:: Data ::
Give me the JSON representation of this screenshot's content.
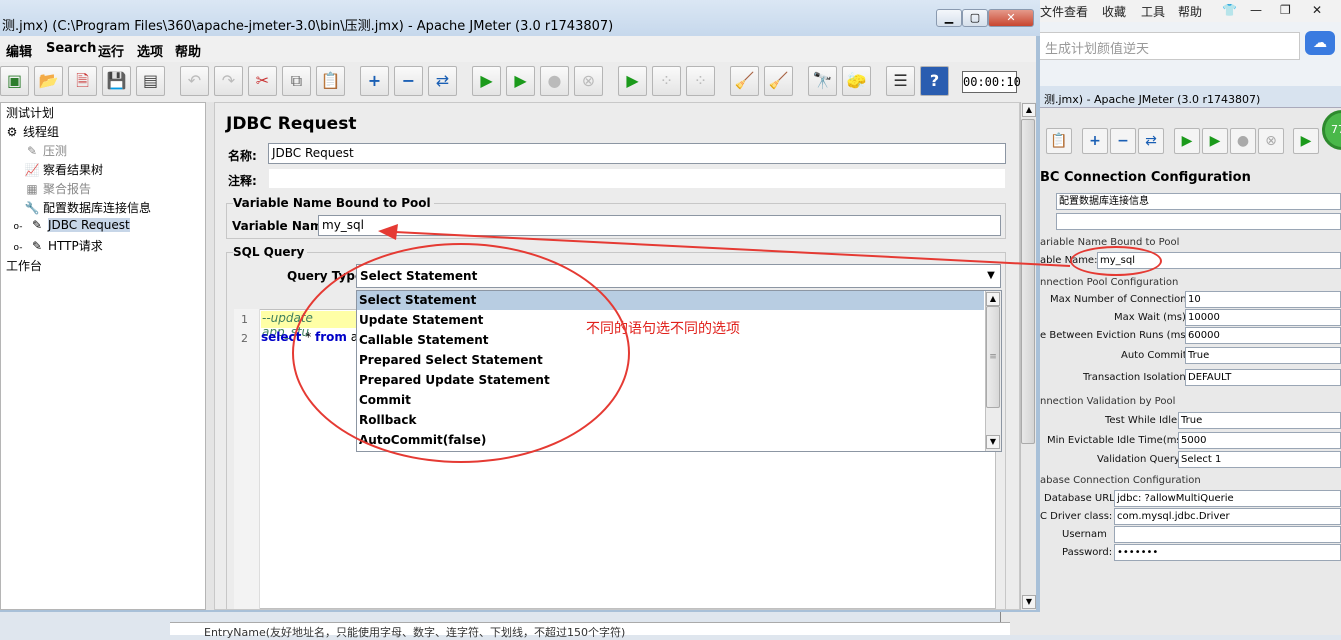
{
  "main_window": {
    "title": "测.jmx) (C:\\Program Files\\360\\apache-jmeter-3.0\\bin\\压测.jmx) - Apache JMeter (3.0 r1743807)",
    "menus": [
      "编辑",
      "Search",
      "运行",
      "选项",
      "帮助"
    ],
    "timer": "00:00:10"
  },
  "tree": {
    "items": [
      {
        "label": "测试计划",
        "icon": "test-plan-icon"
      },
      {
        "label": "线程组",
        "icon": "gear-icon"
      },
      {
        "label": "压测",
        "icon": "sampler-icon"
      },
      {
        "label": "察看结果树",
        "icon": "listener-icon"
      },
      {
        "label": "聚合报告",
        "icon": "report-icon"
      },
      {
        "label": "配置数据库连接信息",
        "icon": "config-icon"
      },
      {
        "label": "JDBC Request",
        "icon": "sampler-icon"
      },
      {
        "label": "HTTP请求",
        "icon": "sampler-icon"
      },
      {
        "label": "工作台",
        "icon": "workbench-icon"
      }
    ]
  },
  "panel": {
    "title": "JDBC Request",
    "name_label": "名称:",
    "name_value": "JDBC Request",
    "comment_label": "注释:",
    "pool_group": "Variable Name Bound to Pool",
    "variable_label": "Variable Name:",
    "variable_value": "my_sql",
    "sql_group": "SQL Query",
    "query_type_label": "Query Type:",
    "query_type_value": "Select Statement",
    "code_lines": [
      "--update app_stu",
      "select * from ap"
    ],
    "code_select": "select",
    "code_star": " * ",
    "code_from": "from",
    "code_rest": " ap",
    "line_numbers": [
      "1",
      "2"
    ]
  },
  "dropdown_options": [
    "Select Statement",
    "Update Statement",
    "Callable Statement",
    "Prepared Select Statement",
    "Prepared Update Statement",
    "Commit",
    "Rollback",
    "AutoCommit(false)"
  ],
  "annotation": "不同的语句选不同的选项",
  "background_window": {
    "menus": [
      "文件",
      "查看",
      "收藏",
      "工具",
      "帮助"
    ],
    "search_placeholder": "生成计划颜值逆天",
    "title": "测.jmx) - Apache JMeter (3.0 r1743807)",
    "badge": "77",
    "panel_title": "BC Connection Configuration",
    "name_value": "配置数据库连接信息",
    "pool_section": "ariable Name Bound to Pool",
    "var_label": "able Name:",
    "var_value": "my_sql",
    "pool_config_section": "nnection Pool Configuration",
    "max_conn_label": "Max Number of Connections:",
    "max_conn": "10",
    "max_wait_label": "Max Wait (ms):",
    "max_wait": "10000",
    "eviction_label": "e Between Eviction Runs (ms):",
    "eviction": "60000",
    "autocommit_label": "Auto Commit:",
    "autocommit": "True",
    "isolation_label": "Transaction Isolation:",
    "isolation": "DEFAULT",
    "validation_section": "nnection Validation by Pool",
    "test_idle_label": "Test While Idle:",
    "test_idle": "True",
    "min_evict_label": "Min Evictable Idle Time(ms):",
    "min_evict": "5000",
    "validation_query_label": "Validation Query:",
    "validation_query": "Select 1",
    "db_section": "abase Connection Configuration",
    "db_url_label": "Database URL:",
    "db_url": "jdbc:          ?allowMultiQuerie",
    "driver_label": "C Driver class:",
    "driver": "com.mysql.jdbc.Driver",
    "username_label": "Usernam",
    "password_label": "Password:",
    "password": "•••••••",
    "bottom_text": "EntryName(友好地址名，只能使用字母、数字、连字符、下划线，不超过150个字符)"
  }
}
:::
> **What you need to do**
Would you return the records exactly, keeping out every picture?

> **Output for this exercise**
Give me the JSON representation of this screenshot's content.
{
  "main_window": {
    "title": "测.jmx) (C:\\Program Files\\360\\apache-jmeter-3.0\\bin\\压测.jmx) - Apache JMeter (3.0 r1743807)",
    "menus": [
      "编辑",
      "Search",
      "运行",
      "选项",
      "帮助"
    ],
    "timer": "00:00:10"
  },
  "tree": {
    "items": [
      {
        "label": "测试计划",
        "icon": "test-plan-icon"
      },
      {
        "label": "线程组",
        "icon": "gear-icon"
      },
      {
        "label": "压测",
        "icon": "sampler-icon"
      },
      {
        "label": "察看结果树",
        "icon": "listener-icon"
      },
      {
        "label": "聚合报告",
        "icon": "report-icon"
      },
      {
        "label": "配置数据库连接信息",
        "icon": "config-icon"
      },
      {
        "label": "JDBC Request",
        "icon": "sampler-icon"
      },
      {
        "label": "HTTP请求",
        "icon": "sampler-icon"
      },
      {
        "label": "工作台",
        "icon": "workbench-icon"
      }
    ]
  },
  "panel": {
    "title": "JDBC Request",
    "name_label": "名称:",
    "name_value": "JDBC Request",
    "comment_label": "注释:",
    "pool_group": "Variable Name Bound to Pool",
    "variable_label": "Variable Name:",
    "variable_value": "my_sql",
    "sql_group": "SQL Query",
    "query_type_label": "Query Type:",
    "query_type_value": "Select Statement",
    "code_lines": [
      "--update app_stu",
      "select * from ap"
    ],
    "code_select": "select",
    "code_star": " * ",
    "code_from": "from",
    "code_rest": " ap",
    "line_numbers": [
      "1",
      "2"
    ]
  },
  "dropdown_options": [
    "Select Statement",
    "Update Statement",
    "Callable Statement",
    "Prepared Select Statement",
    "Prepared Update Statement",
    "Commit",
    "Rollback",
    "AutoCommit(false)"
  ],
  "annotation": "不同的语句选不同的选项",
  "background_window": {
    "menus": [
      "文件",
      "查看",
      "收藏",
      "工具",
      "帮助"
    ],
    "search_placeholder": "生成计划颜值逆天",
    "title": "测.jmx) - Apache JMeter (3.0 r1743807)",
    "badge": "77",
    "panel_title": "BC Connection Configuration",
    "name_value": "配置数据库连接信息",
    "pool_section": "ariable Name Bound to Pool",
    "var_label": "able Name:",
    "var_value": "my_sql",
    "pool_config_section": "nnection Pool Configuration",
    "max_conn_label": "Max Number of Connections:",
    "max_conn": "10",
    "max_wait_label": "Max Wait (ms):",
    "max_wait": "10000",
    "eviction_label": "e Between Eviction Runs (ms):",
    "eviction": "60000",
    "autocommit_label": "Auto Commit:",
    "autocommit": "True",
    "isolation_label": "Transaction Isolation:",
    "isolation": "DEFAULT",
    "validation_section": "nnection Validation by Pool",
    "test_idle_label": "Test While Idle:",
    "test_idle": "True",
    "min_evict_label": "Min Evictable Idle Time(ms):",
    "min_evict": "5000",
    "validation_query_label": "Validation Query:",
    "validation_query": "Select 1",
    "db_section": "abase Connection Configuration",
    "db_url_label": "Database URL:",
    "db_url": "jdbc:          ?allowMultiQuerie",
    "driver_label": "C Driver class:",
    "driver": "com.mysql.jdbc.Driver",
    "username_label": "Usernam",
    "password_label": "Password:",
    "password": "•••••••",
    "bottom_text": "EntryName(友好地址名，只能使用字母、数字、连字符、下划线，不超过150个字符)"
  }
}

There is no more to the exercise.